Many of us have them. Old, yellowing, stained, ripped up, and rotting traffic tickets – stuffed in the back of a drawer somewhere. Tickets that had gone long forgotten amid the hustle and bustle of daily life, that were never taken care of in the past. Many of us however, were soon to realize that these tickets go into a system of collections where they receive additional assessments. After a certain period they begin to accrue more and more mounting interest and fines. Once in collections in no time at all, a $100 broken tail light ticket can turn into a $1000 court nightmare. If you can’t pay these obnoxiously high fines there are generally only a couple of options that are available to you. Either you can make up the fees through community service hours (If you have a spare month or two), or you can get on a payment plan for the rest of your life, or serve jail time. (Continued Below)
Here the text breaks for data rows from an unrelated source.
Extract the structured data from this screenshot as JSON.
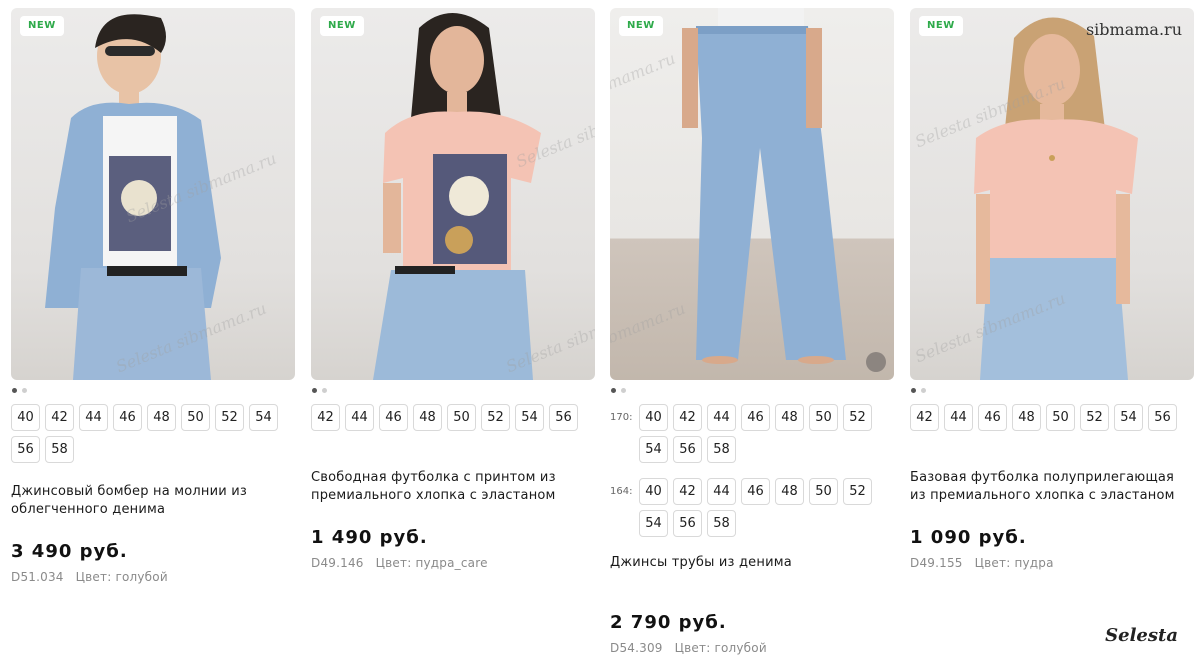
{
  "products": [
    {
      "badge": "NEW",
      "sizes": [
        "40",
        "42",
        "44",
        "46",
        "48",
        "50",
        "52",
        "54",
        "56",
        "58"
      ],
      "title_lines": [
        "Джинсовый бомбер на молнии из",
        "облегченного денима"
      ],
      "price": "3 490 руб.",
      "sku": "D51.034",
      "color": "Цвет: голубой"
    },
    {
      "badge": "NEW",
      "sizes": [
        "42",
        "44",
        "46",
        "48",
        "50",
        "52",
        "54",
        "56"
      ],
      "title_lines": [
        "Свободная футболка с принтом из",
        "премиального хлопка с эластаном"
      ],
      "price": "1 490 руб.",
      "sku": "D49.146",
      "color": "Цвет: пудра_care"
    },
    {
      "badge": "NEW",
      "size_groups": [
        {
          "height": "170:",
          "sizes": [
            "40",
            "42",
            "44",
            "46",
            "48",
            "50",
            "52",
            "54",
            "56",
            "58"
          ]
        },
        {
          "height": "164:",
          "sizes": [
            "40",
            "42",
            "44",
            "46",
            "48",
            "50",
            "52",
            "54",
            "56",
            "58"
          ]
        }
      ],
      "title_lines": [
        "Джинсы трубы из денима"
      ],
      "price": "2 790 руб.",
      "sku": "D54.309",
      "color": "Цвет: голубой"
    },
    {
      "badge": "NEW",
      "sizes": [
        "42",
        "44",
        "46",
        "48",
        "50",
        "52",
        "54",
        "56"
      ],
      "title_lines": [
        "Базовая футболка полуприлегающая",
        "из премиального хлопка с эластаном"
      ],
      "price": "1 090 руб.",
      "sku": "D49.155",
      "color": "Цвет: пудра"
    }
  ],
  "watermarks": {
    "top": "sibmama.ru",
    "bottom": "Selesta",
    "diagonal": "Selesta sibmama.ru"
  },
  "colors": {
    "badge_text": "#2eaa4a",
    "denim": "#8fb0d4",
    "pink_tee": "#f4c3b4"
  }
}
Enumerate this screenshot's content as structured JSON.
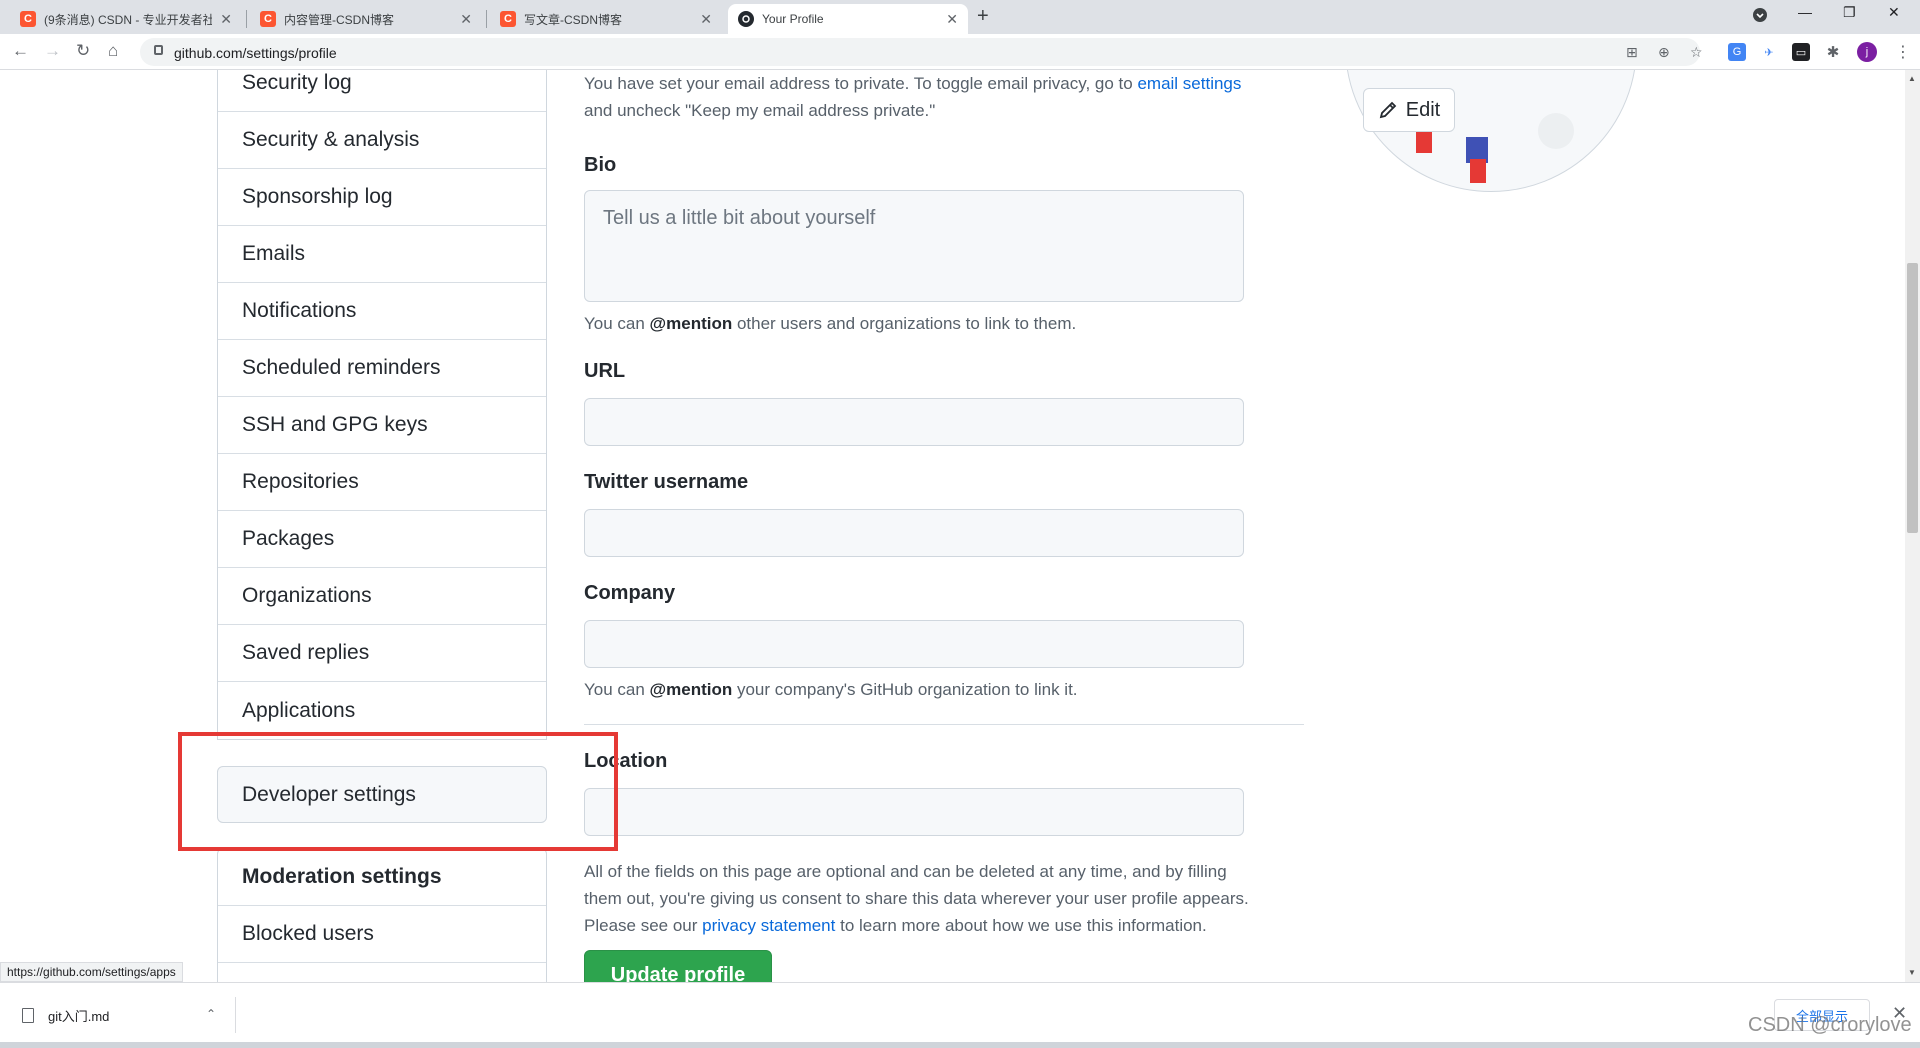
{
  "browser": {
    "tabs": [
      {
        "title": "(9条消息) CSDN - 专业开发者社",
        "icon": "C",
        "active": false
      },
      {
        "title": "内容管理-CSDN博客",
        "icon": "C",
        "active": false
      },
      {
        "title": "写文章-CSDN博客",
        "icon": "C",
        "active": false
      },
      {
        "title": "Your Profile",
        "icon": "github",
        "active": true
      }
    ],
    "url": "github.com/settings/profile",
    "avatar_letter": "j"
  },
  "sidebar": {
    "items": [
      "Security log",
      "Security & analysis",
      "Sponsorship log",
      "Emails",
      "Notifications",
      "Scheduled reminders",
      "SSH and GPG keys",
      "Repositories",
      "Packages",
      "Organizations",
      "Saved replies",
      "Applications"
    ],
    "developer_settings": "Developer settings",
    "moderation_heading": "Moderation settings",
    "moderation_items": [
      "Blocked users"
    ]
  },
  "form": {
    "email_note_prefix": "You have set your email address to private. To toggle email privacy, go to ",
    "email_note_link": "email settings",
    "email_note_suffix": "and uncheck \"Keep my email address private.\"",
    "bio_label": "Bio",
    "bio_placeholder": "Tell us a little bit about yourself",
    "bio_note_prefix": "You can ",
    "bio_note_mention": "@mention",
    "bio_note_suffix": " other users and organizations to link to them.",
    "url_label": "URL",
    "twitter_label": "Twitter username",
    "company_label": "Company",
    "company_note_prefix": "You can ",
    "company_note_mention": "@mention",
    "company_note_suffix": " your company's GitHub organization to link it.",
    "location_label": "Location",
    "optional_note_1": "All of the fields on this page are optional and can be deleted at any time, and by filling",
    "optional_note_2": "them out, you're giving us consent to share this data wherever your user profile appears.",
    "optional_note_3_prefix": "Please see our ",
    "optional_note_3_link": "privacy statement",
    "optional_note_3_suffix": " to learn more about how we use this information.",
    "update_button": "Update profile",
    "edit_button": "Edit"
  },
  "status_bar": {
    "hover_url": "https://github.com/settings/apps"
  },
  "downloads": {
    "file_name": "git入门.md",
    "show_all": "全部显示"
  },
  "watermark": "CSDN @crorylove",
  "colors": {
    "accent_link": "#0969da",
    "primary_button": "#2da44e",
    "highlight_box": "#e53935"
  }
}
SEE ALSO: “Cities Are Letting People Pay Parking Fines With Food Donations”

Well now, a new California program aims to provide limited amnesty for certain ticketed drivers, who’s tickets have wound up in collections during a specific time frame. The LA Times reports, that with this program drivers who have outstanding traffic ticket fines from before January 1, 2013, will get a discount of 50% to 80% on what they owe. The program which is available now through 2017, hopes to reduce the amount of unpaid tickets in the court systems collection agency, GC services.

The California bill will also be available to assist anyone that lost their license because they couldn’t afford to pay the fines, they’ll be eligible to have it reinstated. Amnesty will not apply to drivers with DUI tickets, a conviction for reckless driving, or traffic fines from more recent years.

Lawmakers considered the amnesty appeal when legal aid groups pointed out that over 4.2 million people have lost their licenses due to unpaid tickets that have gone into collections over the past decade. Many of the high assessments added onto tickets passing through the court system was during a court budget crisis.

If you or someone you know would like to participate in the program, there is a charge of $50 which will be issued by the court to the program. The DMV will also charge a fee of $55 to reinstate a driver’s license, because they have to stick it to you somehow. $50 is much better than the $1000’s people have been looking at prior to the program.

You can find out more about the program by contacting your local court

Article: LAist